#### Task statement:
Give back a single figure: the number of lines in the entries below that contain "content".

(Data extracted from a collection)

>>

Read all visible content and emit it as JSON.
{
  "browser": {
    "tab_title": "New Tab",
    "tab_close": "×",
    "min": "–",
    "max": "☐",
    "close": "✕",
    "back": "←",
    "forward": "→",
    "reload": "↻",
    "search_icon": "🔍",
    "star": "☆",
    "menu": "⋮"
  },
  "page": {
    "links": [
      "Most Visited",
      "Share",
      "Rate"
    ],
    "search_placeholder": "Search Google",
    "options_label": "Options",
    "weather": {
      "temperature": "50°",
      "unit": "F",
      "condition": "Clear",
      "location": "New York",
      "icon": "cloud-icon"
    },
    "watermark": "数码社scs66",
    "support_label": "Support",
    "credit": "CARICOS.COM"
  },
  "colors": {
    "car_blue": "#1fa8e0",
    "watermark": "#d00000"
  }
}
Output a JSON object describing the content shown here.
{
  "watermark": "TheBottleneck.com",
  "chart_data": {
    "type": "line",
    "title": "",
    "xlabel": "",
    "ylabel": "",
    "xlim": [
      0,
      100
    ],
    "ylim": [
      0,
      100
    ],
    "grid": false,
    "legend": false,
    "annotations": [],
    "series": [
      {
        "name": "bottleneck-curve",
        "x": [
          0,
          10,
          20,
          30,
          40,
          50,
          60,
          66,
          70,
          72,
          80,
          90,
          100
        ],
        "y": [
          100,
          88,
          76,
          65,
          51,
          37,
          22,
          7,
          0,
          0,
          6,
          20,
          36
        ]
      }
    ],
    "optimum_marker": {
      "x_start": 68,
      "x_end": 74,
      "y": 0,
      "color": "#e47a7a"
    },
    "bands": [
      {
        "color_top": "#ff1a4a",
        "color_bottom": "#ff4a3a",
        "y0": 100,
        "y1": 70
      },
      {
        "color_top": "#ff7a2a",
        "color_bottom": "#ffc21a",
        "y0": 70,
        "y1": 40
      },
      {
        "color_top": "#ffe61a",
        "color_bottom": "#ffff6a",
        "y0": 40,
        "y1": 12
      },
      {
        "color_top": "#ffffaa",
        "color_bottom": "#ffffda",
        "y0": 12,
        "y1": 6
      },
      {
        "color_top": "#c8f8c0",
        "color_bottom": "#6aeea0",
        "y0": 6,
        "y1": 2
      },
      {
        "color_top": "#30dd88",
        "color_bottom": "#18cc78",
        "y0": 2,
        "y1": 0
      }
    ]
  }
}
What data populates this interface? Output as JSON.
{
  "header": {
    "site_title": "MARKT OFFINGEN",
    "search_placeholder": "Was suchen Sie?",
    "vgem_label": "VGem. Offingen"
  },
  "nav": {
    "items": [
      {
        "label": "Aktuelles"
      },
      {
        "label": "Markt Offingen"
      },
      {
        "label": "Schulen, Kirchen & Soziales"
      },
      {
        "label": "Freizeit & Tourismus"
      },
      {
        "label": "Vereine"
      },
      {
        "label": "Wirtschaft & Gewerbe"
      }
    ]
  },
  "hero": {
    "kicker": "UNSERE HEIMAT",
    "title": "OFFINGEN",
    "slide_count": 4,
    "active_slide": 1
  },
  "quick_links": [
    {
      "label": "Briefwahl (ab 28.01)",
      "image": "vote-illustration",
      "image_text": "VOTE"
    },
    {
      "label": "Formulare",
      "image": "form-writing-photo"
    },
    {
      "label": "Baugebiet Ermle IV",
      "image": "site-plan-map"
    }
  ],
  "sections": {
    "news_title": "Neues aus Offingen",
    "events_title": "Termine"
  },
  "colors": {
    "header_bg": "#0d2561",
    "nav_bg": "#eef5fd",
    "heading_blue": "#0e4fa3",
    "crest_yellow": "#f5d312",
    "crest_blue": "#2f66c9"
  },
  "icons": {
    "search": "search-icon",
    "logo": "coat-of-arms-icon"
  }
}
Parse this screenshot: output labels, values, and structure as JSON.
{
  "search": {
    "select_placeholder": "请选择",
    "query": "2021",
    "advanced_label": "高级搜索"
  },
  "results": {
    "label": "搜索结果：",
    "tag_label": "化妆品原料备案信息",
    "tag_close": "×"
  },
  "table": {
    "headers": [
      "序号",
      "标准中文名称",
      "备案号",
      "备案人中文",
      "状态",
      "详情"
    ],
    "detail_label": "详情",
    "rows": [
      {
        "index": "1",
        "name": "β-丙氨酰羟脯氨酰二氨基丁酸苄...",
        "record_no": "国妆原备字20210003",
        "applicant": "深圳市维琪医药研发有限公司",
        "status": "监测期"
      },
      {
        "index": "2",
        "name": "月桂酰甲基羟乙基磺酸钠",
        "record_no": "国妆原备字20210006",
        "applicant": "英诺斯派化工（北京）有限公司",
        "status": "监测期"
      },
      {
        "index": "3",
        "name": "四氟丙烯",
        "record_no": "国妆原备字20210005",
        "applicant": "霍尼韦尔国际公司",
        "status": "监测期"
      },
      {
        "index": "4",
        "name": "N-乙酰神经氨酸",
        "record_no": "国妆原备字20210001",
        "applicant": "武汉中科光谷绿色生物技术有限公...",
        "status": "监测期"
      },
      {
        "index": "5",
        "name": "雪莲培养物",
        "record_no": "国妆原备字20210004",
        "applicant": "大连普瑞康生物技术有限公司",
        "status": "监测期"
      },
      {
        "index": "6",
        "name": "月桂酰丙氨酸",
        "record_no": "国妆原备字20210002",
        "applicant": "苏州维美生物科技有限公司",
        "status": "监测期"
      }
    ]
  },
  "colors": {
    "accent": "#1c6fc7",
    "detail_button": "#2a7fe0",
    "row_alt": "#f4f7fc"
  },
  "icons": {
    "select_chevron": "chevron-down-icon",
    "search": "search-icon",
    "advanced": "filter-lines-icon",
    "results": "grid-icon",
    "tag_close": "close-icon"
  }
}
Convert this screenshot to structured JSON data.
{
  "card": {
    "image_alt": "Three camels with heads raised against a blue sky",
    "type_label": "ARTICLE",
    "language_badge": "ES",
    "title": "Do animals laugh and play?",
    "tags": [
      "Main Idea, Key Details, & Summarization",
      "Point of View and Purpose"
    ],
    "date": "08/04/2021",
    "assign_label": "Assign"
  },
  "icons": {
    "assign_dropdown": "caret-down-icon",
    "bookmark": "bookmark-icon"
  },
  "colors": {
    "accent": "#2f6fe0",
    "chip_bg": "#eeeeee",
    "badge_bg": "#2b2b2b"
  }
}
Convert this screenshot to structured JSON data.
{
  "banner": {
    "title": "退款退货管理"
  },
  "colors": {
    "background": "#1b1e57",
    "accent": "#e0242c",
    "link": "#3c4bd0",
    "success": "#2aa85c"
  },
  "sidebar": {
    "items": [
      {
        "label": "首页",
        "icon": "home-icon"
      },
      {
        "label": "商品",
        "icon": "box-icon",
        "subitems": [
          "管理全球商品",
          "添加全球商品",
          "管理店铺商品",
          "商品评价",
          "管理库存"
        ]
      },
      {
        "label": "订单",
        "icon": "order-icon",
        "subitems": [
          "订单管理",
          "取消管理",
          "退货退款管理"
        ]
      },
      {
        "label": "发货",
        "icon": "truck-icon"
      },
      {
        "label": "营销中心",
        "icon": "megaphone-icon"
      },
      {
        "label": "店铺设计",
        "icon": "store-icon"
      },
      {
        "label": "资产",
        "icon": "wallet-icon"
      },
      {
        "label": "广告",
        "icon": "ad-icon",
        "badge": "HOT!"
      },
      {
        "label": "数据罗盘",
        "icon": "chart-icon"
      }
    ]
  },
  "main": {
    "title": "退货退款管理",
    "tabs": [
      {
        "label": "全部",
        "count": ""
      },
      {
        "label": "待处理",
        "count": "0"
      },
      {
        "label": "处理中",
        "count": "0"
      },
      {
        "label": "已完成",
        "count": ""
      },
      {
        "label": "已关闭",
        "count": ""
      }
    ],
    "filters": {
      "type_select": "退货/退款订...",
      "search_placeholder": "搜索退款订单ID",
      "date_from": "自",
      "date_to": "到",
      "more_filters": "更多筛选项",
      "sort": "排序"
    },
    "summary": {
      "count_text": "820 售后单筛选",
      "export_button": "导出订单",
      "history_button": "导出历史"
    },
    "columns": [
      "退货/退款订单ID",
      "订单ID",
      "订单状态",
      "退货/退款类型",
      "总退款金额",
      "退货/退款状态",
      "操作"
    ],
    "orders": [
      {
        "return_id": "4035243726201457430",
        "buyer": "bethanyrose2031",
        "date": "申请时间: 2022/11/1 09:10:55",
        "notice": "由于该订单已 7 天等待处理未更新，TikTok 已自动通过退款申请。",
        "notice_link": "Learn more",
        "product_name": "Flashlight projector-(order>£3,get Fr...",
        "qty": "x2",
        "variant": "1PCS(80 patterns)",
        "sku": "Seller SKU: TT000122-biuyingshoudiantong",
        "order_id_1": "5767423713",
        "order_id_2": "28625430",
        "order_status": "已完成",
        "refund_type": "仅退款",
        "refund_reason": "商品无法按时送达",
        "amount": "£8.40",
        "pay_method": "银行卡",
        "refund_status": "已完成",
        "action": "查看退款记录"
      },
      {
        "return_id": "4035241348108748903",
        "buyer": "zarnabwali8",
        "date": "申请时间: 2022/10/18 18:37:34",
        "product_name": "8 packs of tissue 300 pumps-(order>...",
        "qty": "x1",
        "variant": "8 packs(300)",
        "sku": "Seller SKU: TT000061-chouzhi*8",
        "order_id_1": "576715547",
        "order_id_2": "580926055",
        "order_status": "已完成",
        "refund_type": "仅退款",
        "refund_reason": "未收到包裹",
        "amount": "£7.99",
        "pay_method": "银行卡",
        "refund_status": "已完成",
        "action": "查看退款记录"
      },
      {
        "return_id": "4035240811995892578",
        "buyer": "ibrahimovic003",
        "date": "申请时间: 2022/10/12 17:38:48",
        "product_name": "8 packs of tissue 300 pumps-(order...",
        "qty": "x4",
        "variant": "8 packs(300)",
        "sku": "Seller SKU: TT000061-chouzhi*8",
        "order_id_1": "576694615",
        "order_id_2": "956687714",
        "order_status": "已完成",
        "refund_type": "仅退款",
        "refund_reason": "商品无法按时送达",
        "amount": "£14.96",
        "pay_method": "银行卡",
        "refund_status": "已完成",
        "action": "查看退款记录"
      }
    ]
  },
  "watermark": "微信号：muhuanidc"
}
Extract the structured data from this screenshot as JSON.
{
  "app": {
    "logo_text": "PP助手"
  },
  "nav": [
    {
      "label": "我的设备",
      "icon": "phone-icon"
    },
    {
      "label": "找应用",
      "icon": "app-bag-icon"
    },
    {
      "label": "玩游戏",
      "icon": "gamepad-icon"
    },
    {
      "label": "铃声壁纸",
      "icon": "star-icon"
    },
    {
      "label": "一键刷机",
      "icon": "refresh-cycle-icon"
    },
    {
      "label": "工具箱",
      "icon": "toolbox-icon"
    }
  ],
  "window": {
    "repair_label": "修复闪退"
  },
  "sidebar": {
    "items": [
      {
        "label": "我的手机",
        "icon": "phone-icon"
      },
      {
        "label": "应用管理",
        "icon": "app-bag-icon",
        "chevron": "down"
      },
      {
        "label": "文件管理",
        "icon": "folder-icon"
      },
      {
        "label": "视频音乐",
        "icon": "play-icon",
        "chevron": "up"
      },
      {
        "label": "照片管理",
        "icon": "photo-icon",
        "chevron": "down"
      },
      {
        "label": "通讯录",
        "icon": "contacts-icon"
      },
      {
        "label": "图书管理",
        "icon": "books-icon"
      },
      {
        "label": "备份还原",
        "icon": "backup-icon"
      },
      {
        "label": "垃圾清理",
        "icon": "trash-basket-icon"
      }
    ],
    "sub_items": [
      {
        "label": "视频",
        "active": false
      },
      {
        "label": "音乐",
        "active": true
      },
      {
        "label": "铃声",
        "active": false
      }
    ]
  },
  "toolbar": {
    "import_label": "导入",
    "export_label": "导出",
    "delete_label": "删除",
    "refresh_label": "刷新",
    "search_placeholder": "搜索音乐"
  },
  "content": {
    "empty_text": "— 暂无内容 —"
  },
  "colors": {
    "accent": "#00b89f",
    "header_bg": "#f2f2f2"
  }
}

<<

#### The answer:
3